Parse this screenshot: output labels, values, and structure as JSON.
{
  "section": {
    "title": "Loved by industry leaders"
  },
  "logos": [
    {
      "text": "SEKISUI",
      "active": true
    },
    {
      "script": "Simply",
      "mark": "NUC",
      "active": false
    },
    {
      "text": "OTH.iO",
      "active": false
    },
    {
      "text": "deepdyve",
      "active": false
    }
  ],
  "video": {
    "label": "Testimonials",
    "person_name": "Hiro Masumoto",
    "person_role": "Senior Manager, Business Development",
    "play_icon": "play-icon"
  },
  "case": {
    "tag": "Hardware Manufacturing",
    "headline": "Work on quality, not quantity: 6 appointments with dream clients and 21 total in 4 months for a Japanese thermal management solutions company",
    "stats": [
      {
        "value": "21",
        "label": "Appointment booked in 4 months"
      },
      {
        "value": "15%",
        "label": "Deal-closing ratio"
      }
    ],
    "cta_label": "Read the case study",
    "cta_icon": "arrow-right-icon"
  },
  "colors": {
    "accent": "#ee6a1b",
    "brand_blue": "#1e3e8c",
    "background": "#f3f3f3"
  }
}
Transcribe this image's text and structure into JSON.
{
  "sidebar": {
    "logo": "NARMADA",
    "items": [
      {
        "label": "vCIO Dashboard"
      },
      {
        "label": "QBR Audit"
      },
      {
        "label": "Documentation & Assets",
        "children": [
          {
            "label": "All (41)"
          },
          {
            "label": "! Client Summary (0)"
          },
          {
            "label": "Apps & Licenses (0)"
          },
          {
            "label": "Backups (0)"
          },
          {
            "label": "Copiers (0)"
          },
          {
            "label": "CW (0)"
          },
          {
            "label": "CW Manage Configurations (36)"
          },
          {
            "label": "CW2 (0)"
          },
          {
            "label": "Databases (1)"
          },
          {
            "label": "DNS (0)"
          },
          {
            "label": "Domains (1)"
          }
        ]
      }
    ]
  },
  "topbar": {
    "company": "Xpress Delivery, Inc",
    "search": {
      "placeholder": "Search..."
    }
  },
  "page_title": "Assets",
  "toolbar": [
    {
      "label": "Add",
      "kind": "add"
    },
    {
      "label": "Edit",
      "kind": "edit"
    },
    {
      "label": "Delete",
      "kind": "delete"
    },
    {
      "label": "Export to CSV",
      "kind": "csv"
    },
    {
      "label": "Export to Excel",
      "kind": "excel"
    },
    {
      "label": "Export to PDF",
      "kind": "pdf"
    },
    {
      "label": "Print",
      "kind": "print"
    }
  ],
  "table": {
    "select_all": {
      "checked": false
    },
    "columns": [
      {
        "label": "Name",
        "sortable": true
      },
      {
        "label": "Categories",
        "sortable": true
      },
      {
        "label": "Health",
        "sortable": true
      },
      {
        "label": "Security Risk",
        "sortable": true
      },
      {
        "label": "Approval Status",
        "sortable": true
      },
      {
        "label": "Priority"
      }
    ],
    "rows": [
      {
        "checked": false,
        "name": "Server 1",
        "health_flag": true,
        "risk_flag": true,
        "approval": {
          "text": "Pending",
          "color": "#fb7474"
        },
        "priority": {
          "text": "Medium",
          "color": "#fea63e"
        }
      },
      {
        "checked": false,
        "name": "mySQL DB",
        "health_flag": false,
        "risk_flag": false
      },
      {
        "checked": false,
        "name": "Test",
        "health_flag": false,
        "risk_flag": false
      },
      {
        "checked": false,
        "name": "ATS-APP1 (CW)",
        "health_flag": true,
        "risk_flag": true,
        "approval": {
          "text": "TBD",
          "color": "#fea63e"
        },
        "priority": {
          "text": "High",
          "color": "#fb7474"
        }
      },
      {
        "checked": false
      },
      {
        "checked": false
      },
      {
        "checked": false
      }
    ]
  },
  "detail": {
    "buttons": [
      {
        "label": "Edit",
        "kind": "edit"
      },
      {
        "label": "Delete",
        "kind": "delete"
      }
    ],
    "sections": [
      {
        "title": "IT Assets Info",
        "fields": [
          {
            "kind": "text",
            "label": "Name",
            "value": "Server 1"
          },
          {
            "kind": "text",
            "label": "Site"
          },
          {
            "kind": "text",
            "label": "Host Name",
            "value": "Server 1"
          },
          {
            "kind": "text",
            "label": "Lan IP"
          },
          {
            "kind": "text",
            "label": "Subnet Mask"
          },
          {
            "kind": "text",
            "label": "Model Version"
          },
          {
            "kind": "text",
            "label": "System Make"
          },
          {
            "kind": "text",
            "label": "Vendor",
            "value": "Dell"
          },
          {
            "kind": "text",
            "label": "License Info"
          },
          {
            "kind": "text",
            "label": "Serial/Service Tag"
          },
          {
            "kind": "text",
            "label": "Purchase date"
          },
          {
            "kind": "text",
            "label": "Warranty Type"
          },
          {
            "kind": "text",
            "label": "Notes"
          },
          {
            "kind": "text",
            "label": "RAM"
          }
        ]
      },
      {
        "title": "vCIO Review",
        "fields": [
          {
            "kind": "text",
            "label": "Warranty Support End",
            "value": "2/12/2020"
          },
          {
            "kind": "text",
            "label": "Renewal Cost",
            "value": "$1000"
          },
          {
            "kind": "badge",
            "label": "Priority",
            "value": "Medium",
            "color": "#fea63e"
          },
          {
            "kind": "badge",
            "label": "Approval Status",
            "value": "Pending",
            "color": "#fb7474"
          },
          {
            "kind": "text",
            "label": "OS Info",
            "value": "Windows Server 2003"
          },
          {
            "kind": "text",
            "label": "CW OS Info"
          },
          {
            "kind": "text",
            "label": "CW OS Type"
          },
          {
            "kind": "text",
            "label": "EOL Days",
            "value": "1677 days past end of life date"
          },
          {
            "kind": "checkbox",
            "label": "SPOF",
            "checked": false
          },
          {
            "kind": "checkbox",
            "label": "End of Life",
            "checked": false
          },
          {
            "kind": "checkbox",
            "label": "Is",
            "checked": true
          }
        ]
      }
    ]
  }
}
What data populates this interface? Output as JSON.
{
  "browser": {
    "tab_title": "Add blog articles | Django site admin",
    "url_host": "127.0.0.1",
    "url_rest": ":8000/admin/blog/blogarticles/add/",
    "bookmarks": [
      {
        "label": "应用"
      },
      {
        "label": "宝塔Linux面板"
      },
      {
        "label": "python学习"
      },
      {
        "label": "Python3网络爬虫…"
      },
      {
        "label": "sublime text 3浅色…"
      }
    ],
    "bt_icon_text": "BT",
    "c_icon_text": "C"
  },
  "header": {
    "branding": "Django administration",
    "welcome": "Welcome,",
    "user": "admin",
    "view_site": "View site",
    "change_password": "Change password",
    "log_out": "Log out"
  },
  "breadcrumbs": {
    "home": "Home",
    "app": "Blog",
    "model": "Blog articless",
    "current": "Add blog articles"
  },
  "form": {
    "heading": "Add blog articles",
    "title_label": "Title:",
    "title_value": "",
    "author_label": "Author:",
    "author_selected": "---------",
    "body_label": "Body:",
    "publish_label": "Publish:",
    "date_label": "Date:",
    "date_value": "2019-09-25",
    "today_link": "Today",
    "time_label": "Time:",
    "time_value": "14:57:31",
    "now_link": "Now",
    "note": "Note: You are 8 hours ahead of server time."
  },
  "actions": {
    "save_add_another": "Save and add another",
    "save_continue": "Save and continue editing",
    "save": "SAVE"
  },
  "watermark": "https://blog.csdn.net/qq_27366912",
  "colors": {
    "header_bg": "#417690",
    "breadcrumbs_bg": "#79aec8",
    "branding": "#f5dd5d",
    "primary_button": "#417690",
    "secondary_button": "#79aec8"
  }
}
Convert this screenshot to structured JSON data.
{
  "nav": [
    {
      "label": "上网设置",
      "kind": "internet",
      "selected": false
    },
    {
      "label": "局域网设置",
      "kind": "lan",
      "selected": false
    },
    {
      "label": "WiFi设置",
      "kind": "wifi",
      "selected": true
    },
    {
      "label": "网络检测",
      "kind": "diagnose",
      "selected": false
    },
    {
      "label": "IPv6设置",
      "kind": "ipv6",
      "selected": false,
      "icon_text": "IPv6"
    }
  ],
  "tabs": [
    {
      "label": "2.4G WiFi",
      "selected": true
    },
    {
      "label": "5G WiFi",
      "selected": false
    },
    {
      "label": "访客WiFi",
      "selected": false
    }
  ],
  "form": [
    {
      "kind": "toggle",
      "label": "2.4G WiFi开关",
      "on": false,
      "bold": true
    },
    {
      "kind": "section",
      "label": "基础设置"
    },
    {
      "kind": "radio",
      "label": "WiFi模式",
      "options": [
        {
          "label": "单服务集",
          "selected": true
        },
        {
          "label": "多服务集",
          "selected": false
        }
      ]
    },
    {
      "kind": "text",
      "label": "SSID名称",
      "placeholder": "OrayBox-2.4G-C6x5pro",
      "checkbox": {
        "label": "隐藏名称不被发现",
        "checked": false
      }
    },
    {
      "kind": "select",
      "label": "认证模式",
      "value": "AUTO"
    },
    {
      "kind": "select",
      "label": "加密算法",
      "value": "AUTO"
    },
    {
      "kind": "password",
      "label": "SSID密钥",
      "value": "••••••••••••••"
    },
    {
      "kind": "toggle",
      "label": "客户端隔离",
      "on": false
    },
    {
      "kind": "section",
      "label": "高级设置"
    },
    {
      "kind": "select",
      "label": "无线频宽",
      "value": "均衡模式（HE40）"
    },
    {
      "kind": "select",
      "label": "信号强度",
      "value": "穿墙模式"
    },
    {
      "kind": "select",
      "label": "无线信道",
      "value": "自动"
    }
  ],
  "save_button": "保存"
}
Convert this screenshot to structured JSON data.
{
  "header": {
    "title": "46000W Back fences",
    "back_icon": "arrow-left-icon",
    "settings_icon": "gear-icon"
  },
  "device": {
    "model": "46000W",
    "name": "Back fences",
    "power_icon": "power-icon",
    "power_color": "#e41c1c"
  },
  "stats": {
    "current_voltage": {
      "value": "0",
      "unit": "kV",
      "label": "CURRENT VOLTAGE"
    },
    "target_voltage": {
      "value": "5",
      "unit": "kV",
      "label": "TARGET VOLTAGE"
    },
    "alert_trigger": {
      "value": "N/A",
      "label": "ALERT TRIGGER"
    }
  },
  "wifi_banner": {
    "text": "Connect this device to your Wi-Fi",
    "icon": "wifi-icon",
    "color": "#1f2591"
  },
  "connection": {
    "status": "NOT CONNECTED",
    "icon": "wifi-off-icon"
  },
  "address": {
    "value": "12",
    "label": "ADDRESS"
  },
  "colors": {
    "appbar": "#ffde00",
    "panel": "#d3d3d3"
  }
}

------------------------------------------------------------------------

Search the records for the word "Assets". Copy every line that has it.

- Answer for this exercise
        "label": "Documentation & Assets",
  "page_title": "Assets",
        "title": "IT Assets Info",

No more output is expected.